News Articles

Behind the Smiles at CBS

12/12/2004 07:00:00 PM Eastern

The CBS brass all had on their cheery game faces at the annual holiday
party the network throws for the press in its New York headquarters. But
despite all the bonhomie in Studio 19 Dec. 9, everybody knew there was an
unsmiling 800-pound gorilla in the room: the report expected to be issued any
day now by the investigation into the discredited 60
Minutes
report by Dan Rather on George Bush's National Guard
service. Whatever the investigative panel's ultimate findings, it's clear
that CBS News is already in the midst of an upheaval; a lot of jockeying went
on at the party, and it wasn't just for refills at the bar.

In one corner of the room, when 60
Minutes
correspondent Scott Pelley knelt down to chat with Walter
Cronkite, who was sitting in a chair, it looked for all the world like Pelley
was seeking Uncle Walter's blessing. The polished Pelley, a dark-horse
candidate to replace Rather when he departs CBS Evening
News
, worked the room like a veteran politician throughout the
night. However, he may have appeared too eager with so many bigwigs in
attendance, including CBS Chairman Leslie Moonves. Especially since folks at
the party were still buzzing over Pelley's quotes in the
New York Observer on Dec. 6, which sounded
like open lobbying for the job. It didn't go over well with the
powers-that-be at CBS. Pelley's prime in-house rival, White House
correspondent John Roberts, skipped the pigs-in-a blankets and booze-drenched
affair.

But CBS This Morning co-host Harry
Smith, who'd like the Evening News job,
did make it to the event and amiably chatted up network brass and reporters
alike. “Harry has more talent than just about anybody here,” said one CBS
executive. “If he had John Roberts' hair, instead of a bald pate, he'd be
a shoo-in.”

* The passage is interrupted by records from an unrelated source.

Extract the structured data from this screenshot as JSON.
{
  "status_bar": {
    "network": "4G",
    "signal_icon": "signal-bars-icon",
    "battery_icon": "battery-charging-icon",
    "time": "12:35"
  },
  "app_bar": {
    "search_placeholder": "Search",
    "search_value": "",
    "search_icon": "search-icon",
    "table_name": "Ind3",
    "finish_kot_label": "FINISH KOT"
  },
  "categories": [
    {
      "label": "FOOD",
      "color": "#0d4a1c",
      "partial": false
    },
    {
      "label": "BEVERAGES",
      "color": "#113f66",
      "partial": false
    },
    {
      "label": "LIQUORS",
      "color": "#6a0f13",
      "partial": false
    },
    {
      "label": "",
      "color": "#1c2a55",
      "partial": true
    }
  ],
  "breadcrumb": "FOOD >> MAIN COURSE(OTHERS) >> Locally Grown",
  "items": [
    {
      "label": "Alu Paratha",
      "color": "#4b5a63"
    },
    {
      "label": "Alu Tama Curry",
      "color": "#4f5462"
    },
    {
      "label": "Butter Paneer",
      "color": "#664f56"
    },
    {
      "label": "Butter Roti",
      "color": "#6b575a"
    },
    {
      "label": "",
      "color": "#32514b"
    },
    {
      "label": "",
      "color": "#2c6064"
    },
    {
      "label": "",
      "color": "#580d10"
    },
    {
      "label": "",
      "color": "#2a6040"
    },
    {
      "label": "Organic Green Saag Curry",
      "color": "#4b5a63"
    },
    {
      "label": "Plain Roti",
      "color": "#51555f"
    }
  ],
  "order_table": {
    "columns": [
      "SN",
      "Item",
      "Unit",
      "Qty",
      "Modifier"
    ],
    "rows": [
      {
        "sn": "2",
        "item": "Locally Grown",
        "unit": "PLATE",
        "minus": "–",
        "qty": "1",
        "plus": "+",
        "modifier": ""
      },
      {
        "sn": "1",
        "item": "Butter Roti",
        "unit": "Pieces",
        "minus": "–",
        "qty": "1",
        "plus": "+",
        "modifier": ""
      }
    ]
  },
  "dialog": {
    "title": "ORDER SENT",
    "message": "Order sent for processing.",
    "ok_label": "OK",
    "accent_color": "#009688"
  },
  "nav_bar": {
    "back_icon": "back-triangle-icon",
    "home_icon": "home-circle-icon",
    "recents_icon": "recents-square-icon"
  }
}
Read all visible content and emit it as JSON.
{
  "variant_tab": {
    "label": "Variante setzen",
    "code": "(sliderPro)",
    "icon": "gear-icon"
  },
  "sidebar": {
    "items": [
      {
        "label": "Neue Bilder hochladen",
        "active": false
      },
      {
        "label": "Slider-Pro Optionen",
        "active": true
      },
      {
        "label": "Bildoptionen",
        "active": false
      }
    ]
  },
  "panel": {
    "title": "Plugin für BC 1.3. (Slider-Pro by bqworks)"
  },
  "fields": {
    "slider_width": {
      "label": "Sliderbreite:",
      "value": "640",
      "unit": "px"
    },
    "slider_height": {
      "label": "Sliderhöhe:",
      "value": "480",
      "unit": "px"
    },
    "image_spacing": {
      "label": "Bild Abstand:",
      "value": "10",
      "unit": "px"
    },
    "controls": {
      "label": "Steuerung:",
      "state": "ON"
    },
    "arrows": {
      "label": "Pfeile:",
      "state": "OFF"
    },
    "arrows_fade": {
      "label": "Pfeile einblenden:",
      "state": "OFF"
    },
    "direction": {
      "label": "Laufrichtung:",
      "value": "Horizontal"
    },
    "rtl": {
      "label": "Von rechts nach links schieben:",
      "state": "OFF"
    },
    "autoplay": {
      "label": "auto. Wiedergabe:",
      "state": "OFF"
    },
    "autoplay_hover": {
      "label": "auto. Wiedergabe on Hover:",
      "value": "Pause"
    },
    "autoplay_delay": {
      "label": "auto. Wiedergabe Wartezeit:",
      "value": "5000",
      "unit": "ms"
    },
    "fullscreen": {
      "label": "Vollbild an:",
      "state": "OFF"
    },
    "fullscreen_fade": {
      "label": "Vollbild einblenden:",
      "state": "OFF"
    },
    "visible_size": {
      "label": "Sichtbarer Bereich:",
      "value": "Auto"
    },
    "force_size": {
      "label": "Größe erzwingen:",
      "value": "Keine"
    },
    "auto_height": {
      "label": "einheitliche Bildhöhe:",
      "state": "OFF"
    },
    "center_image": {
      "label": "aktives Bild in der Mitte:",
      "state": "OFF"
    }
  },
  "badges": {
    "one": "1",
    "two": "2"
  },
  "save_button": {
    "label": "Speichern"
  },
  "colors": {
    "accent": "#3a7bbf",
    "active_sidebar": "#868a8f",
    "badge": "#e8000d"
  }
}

CBS News President Andrew Heyward was there, too. Though a favorite of
his boss Moonves, he's the subject of increasing speculation that the
investigation's report will cost him his job. Floating near by, deep in
conversation, were 60 Minutes executive
producer Jeff Fager and 48 Hours executive
producer Susan Zirinsky. Both are leading candidates to replace Heyward if he
gets the axe.

Rather himself turned up at the party, after the Evening News broadcast, and left early. Pals say he is
relieved that the date of his exit from the anchor chair has been settled, but
he's still holding on to the improbable dream that the dubious documents used
in his Bush/National Guard report will somehow be authenticated.

He's not the only one. Just the day before the party, Mary Mapes, the
producer of the infamous segment, was hauled back before the investigative
team, which is led by former Associated Press President and CEO Lou Boccardi
and former Reagan and Bush I Attorney General Richard Thornburgh. The panel,
which includes lawyers from Thornburgh's law firm, has been digging into the
documents affair for two months. Its members wanted to revisit Mapes'
previous statements to the group, particularly in light of a 60-plus-page
defense of the 60 Minutes piece that the
producer delivered to the investigators. Many inside CBS are suspicious of the
panel's impartiality. There's a sense that Boccardi is “a journalistic
fig leaf,” as one insider claims, and that it's the conservative Thornburgh
leading the charge. Buzz at the party indicated that CBS' legal bill for the
investigation could top $1 million.

In the center of Studio 19, Moonves was characteristically off-the-cuff
on just about every subject—except the Bush/National Guard
60 Minutes fiasco. Flying high on CBS'
recent sweeps victory, he fielded a question about what he likes best about his
relatively new job as co-COO of CBS parent Viacom. “The money,” he said.
“It seems the higher up you go, the more you get away from the fun stuff,
like the programming and you get all caught up in the grownup stuff.”

Some more grownup stuff awaits Moonves. The decisions he makes in the
aftermath of the report and the announcement of Rather's departure will have
a profound impact on the future of a once-storied news division, from
determining who will sit in the anchor chair of its flagship newscast to who
will lead the news division out of its current crisis. No, that can't be much
fun.

E-mail comments to
bcrobinsreport@reedbusiness.com

September
October